There’s a host of ingenious solar projects impacting the developing world. Energy’s role in political, social, and economic development is being highlighted more than before and being energy-smart is the blueprint to a sustainable future. Clean energy is the way forward. And Lagos has an example. In the name of soccer.
Mercury is a potent toxin that can accumulate to high concentrations in fish, posing a health risk to people who eat large, predatory marine fish such as swordfish and tuna. In the open ocean, the principal source of mercury is atmospheric deposition from human activities, especially emissions from coal-fired power plants and artisanal gold mining. Mercury concentrations in Hawaiian yellowfin tuna are increasing at a rate of 3.8 percent or more per year, according to a new University of Michigan-led study that suggests rising atmospheric levels of the toxin are to blame. And there’s a ‘fake’ solution at hand.
The rains have ceased and clearer skies bless our days here in Kerala as the calendar turns a page to August. The words are only beginning to be murmured but sadya, kasavu, and Onam can put the life back in any Keralite’s soul. Food, clothing, and a festival – in translation – who could possibly ask for more! And one thing that binds them all together is how true to the land they stay. The sadya in particular, once you look beyond the fact that it’s an only-hands affair and is best had sitting cross-legged on the floor, is an example of food science, forms of energy, folk teachings, and more.
This one’s a win for goodwill and technology, a fine example of how how ideas can traverse diverse spaces and change lives. The high cost of human prostheses has long been a challenge for amputees and people born with missing limbs, but 3D printers have begun to change that. Unlike traditional manufacturing, 3D printing can create an object in almost any shape by reading a digital model. Using cheap materials, companies and non-profits can now print simple prosthetic hands and arms for as little as $50. And animals like Grecia and Derby, and now Fred, stand to gain, too.
Fishermen in South Devon, UK, have turned their boats into “massive data platforms” for a citizen science study. They have become the first commercial fishers to gather data for the Secchi Disk Study, which is gathering data on the state of the oceans’ phytoplankton. To date, there is little scientific information on the health of the tiny marine plants that form the basis of global food chains. The data will also help fishermen manage stocks.

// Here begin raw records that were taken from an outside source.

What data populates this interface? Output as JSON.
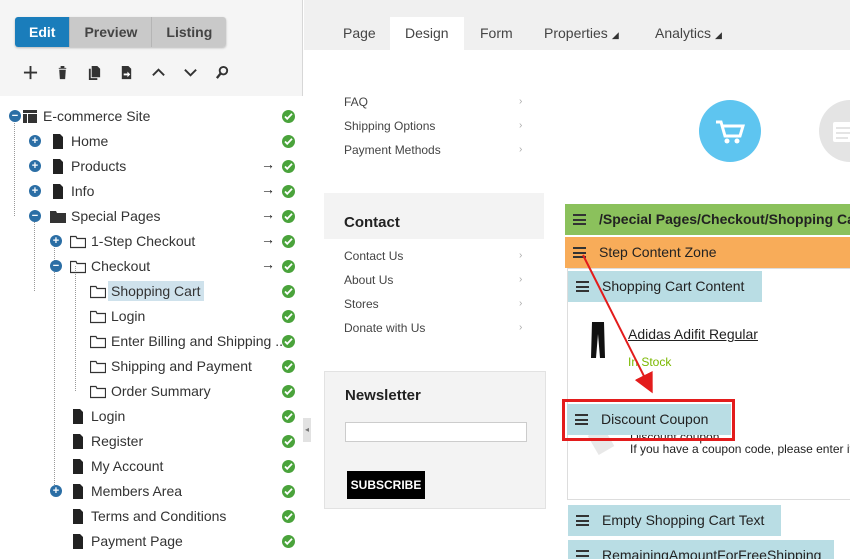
{
  "mode_tabs": [
    "Edit",
    "Preview",
    "Listing"
  ],
  "toolbar": [
    "add-icon",
    "delete-icon",
    "copy-icon",
    "move-icon",
    "up-icon",
    "down-icon",
    "search-icon"
  ],
  "tree": [
    {
      "label": "E-commerce Site",
      "level": 0,
      "expander": "minus",
      "icon": "site"
    },
    {
      "label": "Home",
      "level": 1,
      "expander": "plus",
      "icon": "page"
    },
    {
      "label": "Products",
      "level": 1,
      "expander": "plus",
      "icon": "page",
      "arrow": "→"
    },
    {
      "label": "Info",
      "level": 1,
      "expander": "plus",
      "icon": "page",
      "arrow": "→"
    },
    {
      "label": "Special Pages",
      "level": 1,
      "expander": "minus",
      "icon": "folder",
      "arrow": "→"
    },
    {
      "label": "1-Step Checkout",
      "level": 2,
      "expander": "plus",
      "icon": "folder-open",
      "arrow": "→"
    },
    {
      "label": "Checkout",
      "level": 2,
      "expander": "minus",
      "icon": "folder-open",
      "arrow": "→"
    },
    {
      "label": "Shopping Cart",
      "level": 3,
      "icon": "folder-open",
      "selected": true
    },
    {
      "label": "Login",
      "level": 3,
      "icon": "folder-open"
    },
    {
      "label": "Enter Billing and Shipping ...",
      "level": 3,
      "icon": "folder-open"
    },
    {
      "label": "Shipping and Payment",
      "level": 3,
      "icon": "folder-open"
    },
    {
      "label": "Order Summary",
      "level": 3,
      "icon": "folder-open"
    },
    {
      "label": "Login",
      "level": 2,
      "icon": "page"
    },
    {
      "label": "Register",
      "level": 2,
      "icon": "page"
    },
    {
      "label": "My Account",
      "level": 2,
      "icon": "page"
    },
    {
      "label": "Members Area",
      "level": 2,
      "expander": "plus",
      "icon": "page"
    },
    {
      "label": "Terms and Conditions",
      "level": 2,
      "icon": "page"
    },
    {
      "label": "Payment Page",
      "level": 2,
      "icon": "page"
    }
  ],
  "page_tabs": [
    {
      "label": "Page"
    },
    {
      "label": "Design",
      "active": true
    },
    {
      "label": "Form"
    },
    {
      "label": "Properties",
      "dropdown": true
    },
    {
      "label": "Analytics",
      "dropdown": true
    }
  ],
  "design": {
    "top_links": [
      "FAQ",
      "Shipping Options",
      "Payment Methods"
    ],
    "contact": {
      "title": "Contact",
      "links": [
        "Contact Us",
        "About Us",
        "Stores",
        "Donate with Us"
      ]
    },
    "newsletter": {
      "title": "Newsletter",
      "button": "SUBSCRIBE"
    },
    "path_bar": "/Special Pages/Checkout/Shopping Ca",
    "step_zone": "Step Content Zone",
    "cart_content": "Shopping Cart Content",
    "product_name": "Adidas Adifit Regular",
    "product_status": "In Stock",
    "discount_coupon": "Discount Coupon",
    "coupon_title": "Discount coupon",
    "coupon_text": "If you have a coupon code, please enter it",
    "empty_cart": "Empty Shopping Cart Text",
    "remaining": "RemainingAmountForFreeShipping"
  },
  "colors": {
    "accent": "#1a7dbb",
    "ok": "#4aa33b",
    "path_bar": "#8bc15c",
    "step_zone": "#f8ac59",
    "webpart": "#b9dde4",
    "highlight": "#e31c1c"
  }
}
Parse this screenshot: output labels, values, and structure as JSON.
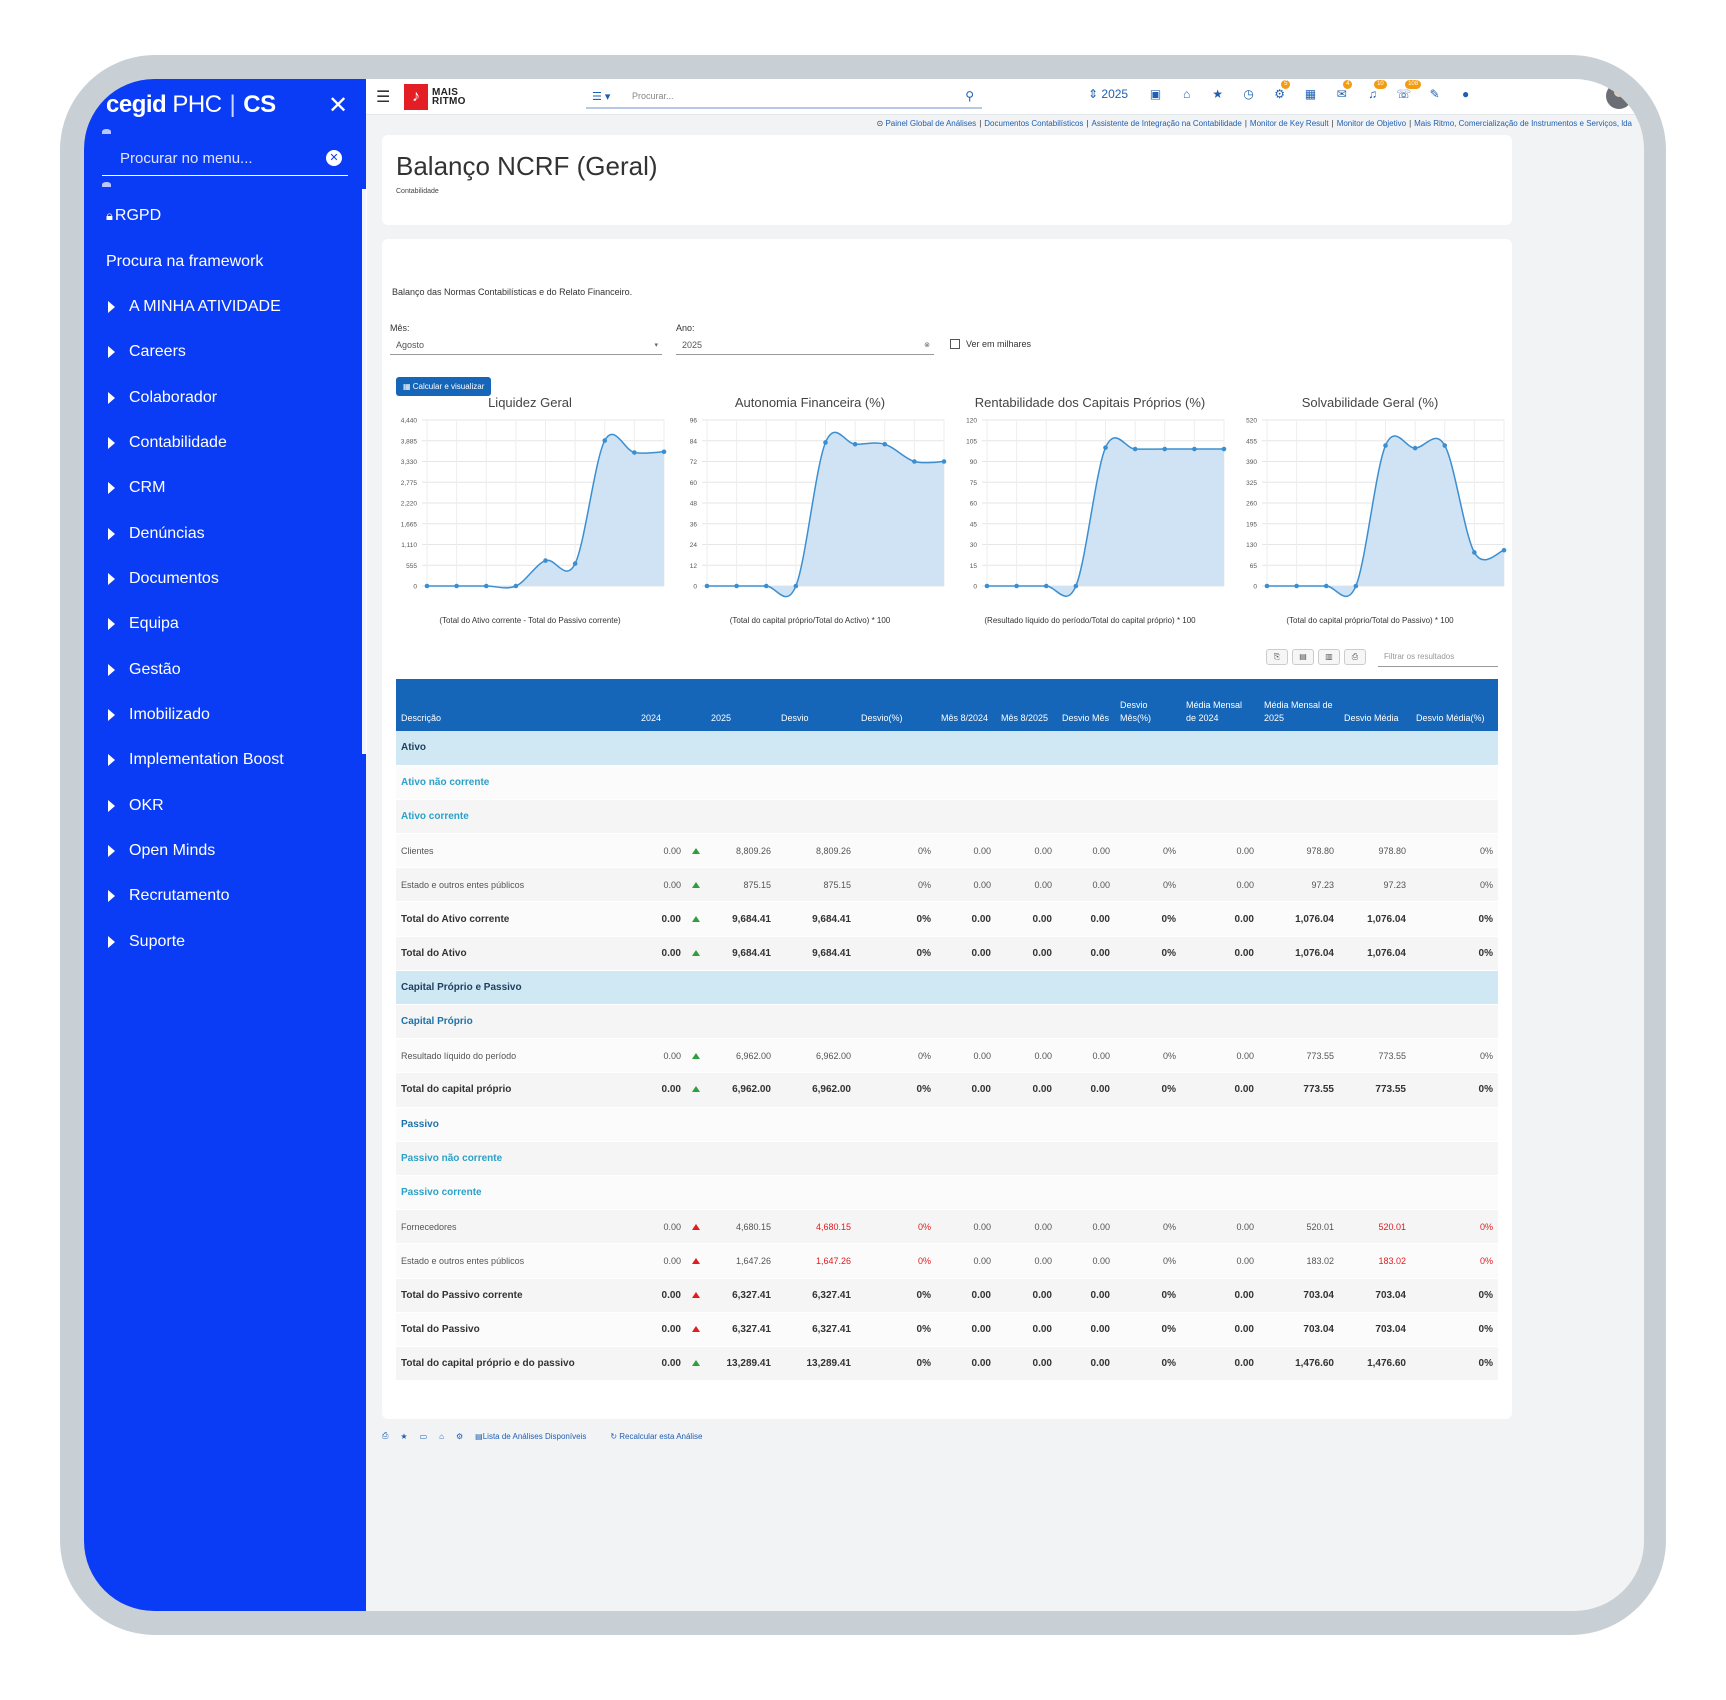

For the past year, I have been working at the Cornell Lab of Ornithology for the project Celebrate Urban Birds. Distinct from other citizen science projects the Lab of O. is involved with, such as eBird or FeederWatch, Celebrate Urban Birds (CUBs) stays true to its name and hones in on the celebratory aspect of studying birds: artwork, festivals, education, and other activities promoting community. Of course, there is still data involved. Thousands of forms have been filed—both electronically and physically—containing information on sightings of the sixteen focal species within 10-minute observation periods. These observations, along with notes about sighting location, are the source of data for the project. Participants include the address from which they are looking for birds in the ten minutes, describe the general amount of greenery and pavement in the area (as well as the size of the area itself), and list whether they saw, did not see, or were not sure about each of the sixteen species. This information constitutes a checklist that can be compiled into a larger repository of sightings in various types of green spaces around the country; the CUBs website contains species maps according to the number of observations in the last 90 days, marking where, say, a Brown-headed Cowbird has and has not been seen.
Many people associate fiery skies over cities with pollution and smog. While these are indeed causes for a red-orange color during sunset and sunrise, they are not exclusively so – any particles in the air, including dust and vapor, can cause Rayleigh scattering. This optical phenomenon is not as complicated as some other forms of light scattering, and is more easily explained.